Jerry Zucker ’72
Though Zucker himself didn’t receive an Oscar, he directed Ghost, which did. The 1991 film won Best Actress in a Supporting Role (Whoopie Goldberg) and Best Screenplay (Bruce Joel Rubin). Zucker did receive recognition for his work on Ghost: He was nominated for the 1991 Saturn Award for Best Director and the Hugo Award for Best Dramatic Presentation (shared with Rubin), and won the 1991 Readers’ Choice Award for Best Foreign Language Film in Japan’s Mainichi Film Concours.
In 2003, Zucker returned to UW-Madison as the spring commencement speaker. One piece of advice he left the soon-to-be grads with was, “Think of the world as a big glass of water with some salt in it … As you begin your new journey, you can try to remove everything that you find distasteful in the world, or you can just pour in more love. It’s the only thing that the more you give away, the more you have.”
Robert Stone ’80
After graduating, Stone briefly studied at the Sorbonne in Paris and the Lee Strasberg Theatre and Film Institute in New York City. He was nominated for a 1988 Academy Award in the Documentary Feature category for his debut film, Radio Bikini, which investigated nuclear testing during Operation Crossroads in the 1940s.
Joan Cusack ’84
Cusack received two Oscar nominations for Best Actress in a Supporting Role category Working Girl (1989) and In & Out (1998). In total, she’s won 17 awards and has been nominated for another 23. She has also been recognized for her roles in Runaway Bride, Toy Story 2, The Perks of Being a Wallflower, and the TV series Shameless.

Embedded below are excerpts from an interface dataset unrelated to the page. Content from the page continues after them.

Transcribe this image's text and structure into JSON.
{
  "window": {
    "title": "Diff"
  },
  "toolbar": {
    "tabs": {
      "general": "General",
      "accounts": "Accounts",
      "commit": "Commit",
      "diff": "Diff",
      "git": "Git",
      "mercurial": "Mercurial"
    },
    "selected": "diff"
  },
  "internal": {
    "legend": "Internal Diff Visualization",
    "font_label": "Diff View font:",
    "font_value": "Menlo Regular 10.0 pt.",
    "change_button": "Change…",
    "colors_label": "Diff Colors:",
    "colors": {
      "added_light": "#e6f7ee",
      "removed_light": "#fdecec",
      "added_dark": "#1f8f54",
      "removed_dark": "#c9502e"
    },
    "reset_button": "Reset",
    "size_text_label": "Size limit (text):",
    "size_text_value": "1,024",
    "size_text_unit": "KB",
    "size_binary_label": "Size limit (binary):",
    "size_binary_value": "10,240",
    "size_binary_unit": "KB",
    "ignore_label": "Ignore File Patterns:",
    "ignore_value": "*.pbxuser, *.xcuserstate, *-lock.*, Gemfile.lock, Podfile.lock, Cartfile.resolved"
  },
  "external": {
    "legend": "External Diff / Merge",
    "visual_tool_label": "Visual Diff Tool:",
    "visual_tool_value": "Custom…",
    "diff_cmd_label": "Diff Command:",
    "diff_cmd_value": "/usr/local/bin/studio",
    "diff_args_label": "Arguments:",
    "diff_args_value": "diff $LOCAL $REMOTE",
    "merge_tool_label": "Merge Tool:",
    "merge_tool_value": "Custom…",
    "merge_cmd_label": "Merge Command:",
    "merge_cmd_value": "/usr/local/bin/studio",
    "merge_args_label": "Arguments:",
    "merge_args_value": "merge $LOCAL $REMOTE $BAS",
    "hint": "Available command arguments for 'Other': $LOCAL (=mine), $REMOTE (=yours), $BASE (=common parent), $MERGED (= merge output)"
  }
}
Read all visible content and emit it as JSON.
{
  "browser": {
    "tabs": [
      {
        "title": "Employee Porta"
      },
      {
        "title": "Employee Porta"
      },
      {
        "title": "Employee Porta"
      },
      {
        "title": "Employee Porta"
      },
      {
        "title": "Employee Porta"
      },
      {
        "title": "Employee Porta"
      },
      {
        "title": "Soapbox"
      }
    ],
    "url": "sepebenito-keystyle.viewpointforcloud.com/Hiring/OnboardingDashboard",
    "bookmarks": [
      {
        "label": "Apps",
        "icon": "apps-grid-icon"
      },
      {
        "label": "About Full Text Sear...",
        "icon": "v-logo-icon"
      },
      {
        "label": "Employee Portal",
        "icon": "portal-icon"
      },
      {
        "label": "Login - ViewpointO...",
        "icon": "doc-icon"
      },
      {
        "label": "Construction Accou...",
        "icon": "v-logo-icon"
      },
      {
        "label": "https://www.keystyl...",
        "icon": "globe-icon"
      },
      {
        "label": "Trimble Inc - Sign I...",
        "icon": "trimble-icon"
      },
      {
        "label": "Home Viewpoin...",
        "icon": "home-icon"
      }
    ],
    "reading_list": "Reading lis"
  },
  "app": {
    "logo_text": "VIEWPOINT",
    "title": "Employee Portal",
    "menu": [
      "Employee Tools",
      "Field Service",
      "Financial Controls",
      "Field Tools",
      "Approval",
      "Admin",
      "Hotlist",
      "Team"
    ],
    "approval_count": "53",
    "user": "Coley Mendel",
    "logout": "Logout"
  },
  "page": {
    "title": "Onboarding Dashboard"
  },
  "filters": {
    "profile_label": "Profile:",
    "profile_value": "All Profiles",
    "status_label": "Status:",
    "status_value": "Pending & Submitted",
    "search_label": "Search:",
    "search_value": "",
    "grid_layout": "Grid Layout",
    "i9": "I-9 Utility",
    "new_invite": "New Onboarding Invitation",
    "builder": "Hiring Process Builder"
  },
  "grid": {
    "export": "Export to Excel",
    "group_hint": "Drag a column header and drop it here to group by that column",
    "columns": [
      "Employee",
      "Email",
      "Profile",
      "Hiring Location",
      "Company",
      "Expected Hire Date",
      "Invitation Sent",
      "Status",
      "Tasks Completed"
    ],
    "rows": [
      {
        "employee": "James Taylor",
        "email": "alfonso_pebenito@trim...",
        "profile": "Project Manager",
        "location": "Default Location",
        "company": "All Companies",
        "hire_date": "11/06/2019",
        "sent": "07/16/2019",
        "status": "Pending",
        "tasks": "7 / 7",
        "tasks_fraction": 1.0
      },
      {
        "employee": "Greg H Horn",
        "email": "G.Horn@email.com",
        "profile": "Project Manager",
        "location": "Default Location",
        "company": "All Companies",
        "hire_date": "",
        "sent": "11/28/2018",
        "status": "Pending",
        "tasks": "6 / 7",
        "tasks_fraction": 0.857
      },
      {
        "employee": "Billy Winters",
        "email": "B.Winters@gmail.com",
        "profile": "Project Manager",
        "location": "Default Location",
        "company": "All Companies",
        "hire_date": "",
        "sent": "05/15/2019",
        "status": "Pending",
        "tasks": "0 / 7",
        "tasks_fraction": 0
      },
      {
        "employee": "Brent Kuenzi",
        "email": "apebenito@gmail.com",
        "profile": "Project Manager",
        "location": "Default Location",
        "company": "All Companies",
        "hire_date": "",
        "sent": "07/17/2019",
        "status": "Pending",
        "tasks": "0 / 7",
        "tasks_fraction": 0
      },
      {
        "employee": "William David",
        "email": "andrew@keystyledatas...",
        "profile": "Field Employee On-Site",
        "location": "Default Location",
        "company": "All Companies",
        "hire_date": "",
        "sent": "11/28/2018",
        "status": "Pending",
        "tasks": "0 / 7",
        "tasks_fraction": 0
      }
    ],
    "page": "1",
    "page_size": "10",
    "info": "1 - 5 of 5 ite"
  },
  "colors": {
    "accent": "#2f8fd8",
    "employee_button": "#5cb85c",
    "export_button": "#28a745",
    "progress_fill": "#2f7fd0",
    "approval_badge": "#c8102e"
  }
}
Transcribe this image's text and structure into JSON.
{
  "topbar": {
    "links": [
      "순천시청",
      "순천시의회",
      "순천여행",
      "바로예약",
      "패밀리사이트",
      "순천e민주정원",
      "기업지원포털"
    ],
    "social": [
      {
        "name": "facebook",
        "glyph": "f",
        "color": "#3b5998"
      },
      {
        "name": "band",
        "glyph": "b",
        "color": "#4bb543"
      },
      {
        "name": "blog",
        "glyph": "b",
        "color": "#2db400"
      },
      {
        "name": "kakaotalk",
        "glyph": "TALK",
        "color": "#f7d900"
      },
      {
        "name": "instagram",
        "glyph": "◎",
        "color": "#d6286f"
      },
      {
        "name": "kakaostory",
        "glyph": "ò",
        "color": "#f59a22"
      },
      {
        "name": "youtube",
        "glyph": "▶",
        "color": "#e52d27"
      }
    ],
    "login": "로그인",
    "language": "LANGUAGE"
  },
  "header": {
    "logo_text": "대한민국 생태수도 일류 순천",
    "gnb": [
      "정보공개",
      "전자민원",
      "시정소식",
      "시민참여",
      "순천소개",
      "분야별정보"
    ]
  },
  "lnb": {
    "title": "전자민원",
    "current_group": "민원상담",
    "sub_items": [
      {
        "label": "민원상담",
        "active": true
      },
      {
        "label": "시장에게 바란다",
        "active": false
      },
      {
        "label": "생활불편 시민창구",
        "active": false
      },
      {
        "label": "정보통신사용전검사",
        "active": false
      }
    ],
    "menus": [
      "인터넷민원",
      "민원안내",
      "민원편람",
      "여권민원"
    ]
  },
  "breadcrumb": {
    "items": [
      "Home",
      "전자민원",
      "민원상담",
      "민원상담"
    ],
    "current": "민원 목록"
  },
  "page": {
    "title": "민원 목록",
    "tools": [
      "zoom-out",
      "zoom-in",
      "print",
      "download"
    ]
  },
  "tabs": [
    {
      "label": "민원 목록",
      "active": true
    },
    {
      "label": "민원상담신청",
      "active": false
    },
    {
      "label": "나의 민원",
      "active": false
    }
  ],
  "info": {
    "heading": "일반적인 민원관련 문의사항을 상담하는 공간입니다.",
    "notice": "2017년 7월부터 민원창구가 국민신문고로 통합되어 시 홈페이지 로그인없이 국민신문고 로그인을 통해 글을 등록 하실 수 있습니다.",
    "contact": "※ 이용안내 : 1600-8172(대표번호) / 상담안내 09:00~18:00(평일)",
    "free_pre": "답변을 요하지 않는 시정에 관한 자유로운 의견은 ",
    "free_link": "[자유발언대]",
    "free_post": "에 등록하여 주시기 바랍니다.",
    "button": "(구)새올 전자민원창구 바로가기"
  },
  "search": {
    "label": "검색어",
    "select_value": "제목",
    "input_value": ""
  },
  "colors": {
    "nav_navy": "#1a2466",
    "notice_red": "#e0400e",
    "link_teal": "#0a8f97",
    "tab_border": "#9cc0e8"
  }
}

Philip W. Johnston ’94
In addition to his nomination this year, Johnston co-wrote the Oscar-nominated film Wreck-It Ralph, which was nominated for the 2013 Best Animated Feature award. Johnston himself received the 2013 Annie Award for Writing in an Animated Feature (shared with Jennifer Lee). “Madison is a great training ground for surviving in Hollywood, simply because you have to stand out,” Johnston said in a “Badgerwood” featurette. “You have to find a way to make your voice heard.”
Nicole Rocklin ’01
In the 2016 award season, the biographical drama Spotlight claimed 124 awards, including the Oscar for Best Picture. Nicole Rocklin ’01 was one of the four producers to receive the golden statue. Her production company, Rocklin/Faust, helped bring Spotlight to life. “The day after the ceremony I woke up and swept my kitchen floor and fed my son breakfast,” she said. “Life hasn’t changed much.”
Other Notable Oscars:
Yes, the UW Arboretum is an Oscar winner! Well, sort of. In 1954, Disney’s The Vanishing Prairie won the Academy Award for Best Documentary Feature, and the Arboretum’s Curtis Prairie was one of the primary filming location. The Vanishing Prairie was one of a 13-part series that Disney released aimed at educating about nature and conservation. The Arb was selected because filmmakers needed a prairie that looked like the world “before civilization left its mark upon the land.”
Another Best Documentary Feature winner with a UW tie is the 2008 film Taxi to the Dark Side. The film — which has a rare 100 percent on Rotten Tomatoes — goes in depth about U.S. interrogation techniques. Among the subjects interviewed is Alfred McCoy, a UW history professor who discusses the history of CIA torture and how it influenced policy during the Bush administration.
There are 138 alumni named Oscar.
We have 19 active Oscars in WAA.
We were only able to find seven alumni with the last name Oscar.